The four new tracks that make up Dear Beer are as distinct as they are powerful. “The song ‘Dear Beer’ was collectively everyone in the band’s favorite song,” says Razavi, and it’s easy to see why. Where Fear of Missing Out saw Razavi and van Dam throwing out pointed lyrical jabs, Dear Beer ups the introspection. Make no mistake, there’s still a bit of bile getting spit up, but there’s just the right amount of levity mixed in. It’s what allows these songs to work as stories, ones that are resonant for the band members, and will surely hit home for anyone who plays Dear Beer all the way through.
“I love a song where the lyrics tell a story, and although I may have never experienced anything like what is happening in that story, the song allows me to put myself in that person’s place,” says Razavi. The Dear Beer EP finds unity in the thematic elements of each song, as each one sees The Bombpops offering up personal anecdotes and crafting songs that have, as Razavi and van Dam intended, a narrative arc. It’s seen in “Dear Beer,” where they swear off drinking alone and vow to stop being “a fucking downer,” a mantra that enables them to cut out the source of the toxicity without a second thought. But even when it gets a little heavy, The Bombpops find ways to make it all feel uplifting.
“‘Dear Beer’ and ‘Turn up the Thermostat’ are particularly dark,” says Razavi, “They’re a bit self-loathing and reflect on negative experiences.” While the lyrics on Dear Beer are culled from difficult experiences, The Bombpops use their buoyant music to push back against the things weighing them down. And of course, it doesn’t hurt that they throw in just the right amount of self-deprecation to keep themselves from ever making it too much of a bummer. “We intentionally put those lyrics to playful, poppy melodies. It weirdly has a therapeutic effect in the long run,” says Razavi. “Making them light and playful makes the thing that seemed so dramatic to us at the time something to laugh about now.”
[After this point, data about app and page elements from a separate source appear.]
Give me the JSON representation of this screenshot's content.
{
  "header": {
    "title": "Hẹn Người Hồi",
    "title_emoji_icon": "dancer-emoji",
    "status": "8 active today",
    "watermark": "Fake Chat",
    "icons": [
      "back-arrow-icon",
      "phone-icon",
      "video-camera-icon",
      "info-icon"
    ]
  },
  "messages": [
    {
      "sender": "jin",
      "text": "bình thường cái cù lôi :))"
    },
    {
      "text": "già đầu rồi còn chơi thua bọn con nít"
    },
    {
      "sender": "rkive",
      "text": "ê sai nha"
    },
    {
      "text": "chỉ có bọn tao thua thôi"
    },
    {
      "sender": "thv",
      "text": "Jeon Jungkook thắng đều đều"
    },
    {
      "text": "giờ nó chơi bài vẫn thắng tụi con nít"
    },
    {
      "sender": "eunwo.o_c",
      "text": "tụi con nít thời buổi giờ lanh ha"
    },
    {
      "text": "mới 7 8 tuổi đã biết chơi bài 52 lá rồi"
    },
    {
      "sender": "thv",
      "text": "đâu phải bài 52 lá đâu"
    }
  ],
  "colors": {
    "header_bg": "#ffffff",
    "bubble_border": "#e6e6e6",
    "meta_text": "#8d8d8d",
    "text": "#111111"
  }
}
That balance between the series and the lighthearted is what makes Dear Beer not just the logical evolution of The Bombpops sound, but also the start of a new chapter for the band. It may have taken them a decade to release their first album, but as Dear Beer proves, the wind is at their back, and nothing is going to keep them down.